- Opening Delimiter -

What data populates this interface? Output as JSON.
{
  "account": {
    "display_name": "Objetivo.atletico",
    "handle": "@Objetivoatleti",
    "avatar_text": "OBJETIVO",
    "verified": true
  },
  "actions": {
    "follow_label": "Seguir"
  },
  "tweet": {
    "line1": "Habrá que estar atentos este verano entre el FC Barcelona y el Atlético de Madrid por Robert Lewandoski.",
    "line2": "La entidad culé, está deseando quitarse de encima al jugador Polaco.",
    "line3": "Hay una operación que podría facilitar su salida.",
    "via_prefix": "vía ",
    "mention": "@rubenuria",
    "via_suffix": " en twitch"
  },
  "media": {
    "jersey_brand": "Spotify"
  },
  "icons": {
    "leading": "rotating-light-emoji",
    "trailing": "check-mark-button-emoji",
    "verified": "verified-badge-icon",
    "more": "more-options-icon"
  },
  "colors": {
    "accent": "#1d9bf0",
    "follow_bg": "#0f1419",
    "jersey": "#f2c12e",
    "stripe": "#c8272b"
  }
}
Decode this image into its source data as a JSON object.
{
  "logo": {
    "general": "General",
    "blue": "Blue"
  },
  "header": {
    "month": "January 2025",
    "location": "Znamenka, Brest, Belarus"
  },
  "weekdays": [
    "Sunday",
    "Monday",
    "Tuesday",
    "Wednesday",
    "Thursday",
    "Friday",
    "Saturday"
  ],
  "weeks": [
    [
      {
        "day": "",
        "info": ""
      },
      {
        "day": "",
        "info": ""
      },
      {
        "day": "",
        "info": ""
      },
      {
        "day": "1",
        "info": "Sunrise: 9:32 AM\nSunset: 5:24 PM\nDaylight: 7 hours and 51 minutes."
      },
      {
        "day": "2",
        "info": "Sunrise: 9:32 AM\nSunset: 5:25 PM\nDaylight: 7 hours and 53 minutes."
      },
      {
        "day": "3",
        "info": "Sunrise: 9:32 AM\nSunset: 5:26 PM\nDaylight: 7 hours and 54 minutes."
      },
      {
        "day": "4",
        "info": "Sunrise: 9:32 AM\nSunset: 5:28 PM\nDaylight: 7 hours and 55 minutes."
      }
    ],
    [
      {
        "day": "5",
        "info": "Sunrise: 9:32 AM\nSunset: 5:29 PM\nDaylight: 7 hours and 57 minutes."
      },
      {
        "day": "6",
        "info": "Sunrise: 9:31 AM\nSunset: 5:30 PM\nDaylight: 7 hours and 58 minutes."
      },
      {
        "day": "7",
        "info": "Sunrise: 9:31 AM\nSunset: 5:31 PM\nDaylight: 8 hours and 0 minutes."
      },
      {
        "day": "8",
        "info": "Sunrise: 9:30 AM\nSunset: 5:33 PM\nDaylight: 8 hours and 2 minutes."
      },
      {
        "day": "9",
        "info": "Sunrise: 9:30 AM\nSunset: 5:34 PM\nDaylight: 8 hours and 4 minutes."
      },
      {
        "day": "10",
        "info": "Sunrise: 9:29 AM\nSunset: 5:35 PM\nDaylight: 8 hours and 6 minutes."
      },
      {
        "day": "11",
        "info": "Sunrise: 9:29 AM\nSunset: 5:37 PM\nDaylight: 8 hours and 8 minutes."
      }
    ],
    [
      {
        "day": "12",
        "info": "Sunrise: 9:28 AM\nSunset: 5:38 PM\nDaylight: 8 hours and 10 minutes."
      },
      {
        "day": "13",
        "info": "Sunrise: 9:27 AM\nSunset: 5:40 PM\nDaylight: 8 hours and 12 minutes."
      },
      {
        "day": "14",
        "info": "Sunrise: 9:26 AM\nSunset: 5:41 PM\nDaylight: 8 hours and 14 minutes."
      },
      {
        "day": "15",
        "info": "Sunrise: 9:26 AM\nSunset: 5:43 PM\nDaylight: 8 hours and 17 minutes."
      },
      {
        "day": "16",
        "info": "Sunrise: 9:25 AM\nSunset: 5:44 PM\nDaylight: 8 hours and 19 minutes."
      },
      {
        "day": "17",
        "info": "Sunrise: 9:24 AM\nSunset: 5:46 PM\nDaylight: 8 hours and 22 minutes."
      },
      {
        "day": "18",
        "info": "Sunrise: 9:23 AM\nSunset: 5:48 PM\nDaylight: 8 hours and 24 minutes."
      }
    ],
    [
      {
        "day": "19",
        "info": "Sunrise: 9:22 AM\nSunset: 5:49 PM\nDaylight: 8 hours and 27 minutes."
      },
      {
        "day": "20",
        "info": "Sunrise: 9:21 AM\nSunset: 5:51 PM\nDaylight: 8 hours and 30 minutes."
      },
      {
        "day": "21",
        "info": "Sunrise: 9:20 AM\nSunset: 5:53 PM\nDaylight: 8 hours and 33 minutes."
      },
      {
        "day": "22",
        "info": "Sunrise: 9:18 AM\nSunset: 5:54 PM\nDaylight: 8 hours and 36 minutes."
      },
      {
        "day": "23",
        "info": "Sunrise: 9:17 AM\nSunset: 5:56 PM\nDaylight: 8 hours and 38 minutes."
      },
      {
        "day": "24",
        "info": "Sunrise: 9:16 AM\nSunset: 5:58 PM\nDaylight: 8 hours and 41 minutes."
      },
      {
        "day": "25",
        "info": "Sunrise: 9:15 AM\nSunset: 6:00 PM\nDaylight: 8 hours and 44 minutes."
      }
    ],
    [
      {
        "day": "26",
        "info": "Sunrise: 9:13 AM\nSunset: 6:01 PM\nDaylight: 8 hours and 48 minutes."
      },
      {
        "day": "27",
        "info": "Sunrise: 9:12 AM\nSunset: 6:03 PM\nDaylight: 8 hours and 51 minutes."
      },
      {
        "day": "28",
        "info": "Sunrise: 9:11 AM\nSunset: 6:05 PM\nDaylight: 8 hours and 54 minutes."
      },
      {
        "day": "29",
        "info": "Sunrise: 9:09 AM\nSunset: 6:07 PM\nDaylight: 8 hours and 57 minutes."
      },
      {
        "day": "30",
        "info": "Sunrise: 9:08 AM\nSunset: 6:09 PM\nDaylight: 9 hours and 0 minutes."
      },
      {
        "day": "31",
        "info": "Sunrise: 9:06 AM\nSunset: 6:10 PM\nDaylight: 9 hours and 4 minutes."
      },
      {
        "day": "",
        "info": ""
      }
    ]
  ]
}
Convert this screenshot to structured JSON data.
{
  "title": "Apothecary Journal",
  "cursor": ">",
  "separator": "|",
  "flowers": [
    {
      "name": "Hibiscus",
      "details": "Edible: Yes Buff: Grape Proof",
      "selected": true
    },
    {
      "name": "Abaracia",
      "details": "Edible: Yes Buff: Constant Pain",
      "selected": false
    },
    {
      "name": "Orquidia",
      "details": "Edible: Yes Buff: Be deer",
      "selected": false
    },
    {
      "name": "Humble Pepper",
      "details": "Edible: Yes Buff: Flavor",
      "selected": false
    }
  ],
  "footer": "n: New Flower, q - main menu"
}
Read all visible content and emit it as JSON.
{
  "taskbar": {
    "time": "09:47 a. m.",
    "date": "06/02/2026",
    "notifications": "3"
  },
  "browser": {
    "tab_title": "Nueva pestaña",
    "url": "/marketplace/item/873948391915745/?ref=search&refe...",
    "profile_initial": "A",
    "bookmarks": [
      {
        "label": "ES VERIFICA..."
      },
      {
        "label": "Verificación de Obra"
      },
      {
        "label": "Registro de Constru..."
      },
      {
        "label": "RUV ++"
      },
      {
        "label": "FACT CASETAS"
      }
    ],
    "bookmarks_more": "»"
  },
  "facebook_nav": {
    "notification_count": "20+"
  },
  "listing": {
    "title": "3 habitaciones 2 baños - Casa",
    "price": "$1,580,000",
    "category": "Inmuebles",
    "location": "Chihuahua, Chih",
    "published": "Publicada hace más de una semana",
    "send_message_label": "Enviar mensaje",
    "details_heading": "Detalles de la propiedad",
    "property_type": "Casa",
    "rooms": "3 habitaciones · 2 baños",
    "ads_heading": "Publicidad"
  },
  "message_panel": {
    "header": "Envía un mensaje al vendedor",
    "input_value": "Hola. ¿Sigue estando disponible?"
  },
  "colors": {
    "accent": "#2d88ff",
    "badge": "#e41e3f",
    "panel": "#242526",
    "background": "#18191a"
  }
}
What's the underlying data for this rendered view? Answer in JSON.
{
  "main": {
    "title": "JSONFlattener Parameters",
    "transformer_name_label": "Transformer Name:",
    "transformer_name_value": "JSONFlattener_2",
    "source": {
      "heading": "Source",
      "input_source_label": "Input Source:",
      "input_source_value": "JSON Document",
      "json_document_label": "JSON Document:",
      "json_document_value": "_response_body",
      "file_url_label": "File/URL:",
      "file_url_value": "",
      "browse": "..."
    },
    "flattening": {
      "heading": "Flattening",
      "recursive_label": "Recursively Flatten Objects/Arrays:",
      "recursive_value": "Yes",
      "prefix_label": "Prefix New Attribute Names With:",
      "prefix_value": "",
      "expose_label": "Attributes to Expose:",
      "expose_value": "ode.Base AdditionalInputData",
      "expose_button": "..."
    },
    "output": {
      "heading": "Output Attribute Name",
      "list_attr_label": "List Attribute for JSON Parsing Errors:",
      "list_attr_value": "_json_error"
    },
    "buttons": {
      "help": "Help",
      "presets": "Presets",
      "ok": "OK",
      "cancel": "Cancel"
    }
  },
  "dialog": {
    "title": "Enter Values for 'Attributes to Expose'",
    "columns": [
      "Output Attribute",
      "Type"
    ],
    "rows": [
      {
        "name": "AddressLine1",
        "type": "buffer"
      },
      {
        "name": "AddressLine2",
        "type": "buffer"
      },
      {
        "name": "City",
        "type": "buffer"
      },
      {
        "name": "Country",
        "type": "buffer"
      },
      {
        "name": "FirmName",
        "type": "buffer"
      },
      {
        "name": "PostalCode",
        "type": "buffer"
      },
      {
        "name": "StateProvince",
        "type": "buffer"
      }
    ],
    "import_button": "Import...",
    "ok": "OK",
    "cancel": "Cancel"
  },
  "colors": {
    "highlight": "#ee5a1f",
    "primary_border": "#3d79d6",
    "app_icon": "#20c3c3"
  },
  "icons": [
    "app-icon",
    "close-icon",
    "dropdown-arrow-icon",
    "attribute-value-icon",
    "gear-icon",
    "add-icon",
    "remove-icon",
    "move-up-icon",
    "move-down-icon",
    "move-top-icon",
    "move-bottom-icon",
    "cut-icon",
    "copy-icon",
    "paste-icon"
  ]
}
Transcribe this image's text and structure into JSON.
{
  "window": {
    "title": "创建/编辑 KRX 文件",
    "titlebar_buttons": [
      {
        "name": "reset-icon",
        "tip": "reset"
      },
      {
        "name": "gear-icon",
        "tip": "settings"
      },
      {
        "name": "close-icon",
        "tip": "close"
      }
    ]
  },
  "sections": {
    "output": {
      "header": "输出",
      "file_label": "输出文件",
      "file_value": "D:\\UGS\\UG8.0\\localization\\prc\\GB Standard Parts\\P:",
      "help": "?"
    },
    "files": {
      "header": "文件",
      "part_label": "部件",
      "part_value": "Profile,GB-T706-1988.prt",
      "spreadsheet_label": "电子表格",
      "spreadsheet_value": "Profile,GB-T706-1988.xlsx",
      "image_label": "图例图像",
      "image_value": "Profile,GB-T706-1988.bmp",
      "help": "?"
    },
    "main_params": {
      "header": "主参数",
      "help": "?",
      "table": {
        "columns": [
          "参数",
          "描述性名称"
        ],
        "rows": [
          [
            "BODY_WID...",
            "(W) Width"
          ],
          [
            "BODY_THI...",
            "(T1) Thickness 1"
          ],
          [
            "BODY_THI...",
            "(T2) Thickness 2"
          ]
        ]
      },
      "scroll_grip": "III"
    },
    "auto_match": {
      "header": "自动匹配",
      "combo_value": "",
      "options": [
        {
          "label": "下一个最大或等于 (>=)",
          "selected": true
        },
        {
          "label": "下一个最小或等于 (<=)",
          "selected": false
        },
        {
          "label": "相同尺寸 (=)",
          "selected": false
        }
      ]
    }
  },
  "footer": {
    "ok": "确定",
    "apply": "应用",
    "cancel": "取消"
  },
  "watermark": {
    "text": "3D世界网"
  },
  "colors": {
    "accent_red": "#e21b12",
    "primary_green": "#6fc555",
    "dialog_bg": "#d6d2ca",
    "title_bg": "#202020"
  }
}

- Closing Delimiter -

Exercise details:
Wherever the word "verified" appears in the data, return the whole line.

Exercise solution:
    "verified": true
    "verified": "verified-badge-icon",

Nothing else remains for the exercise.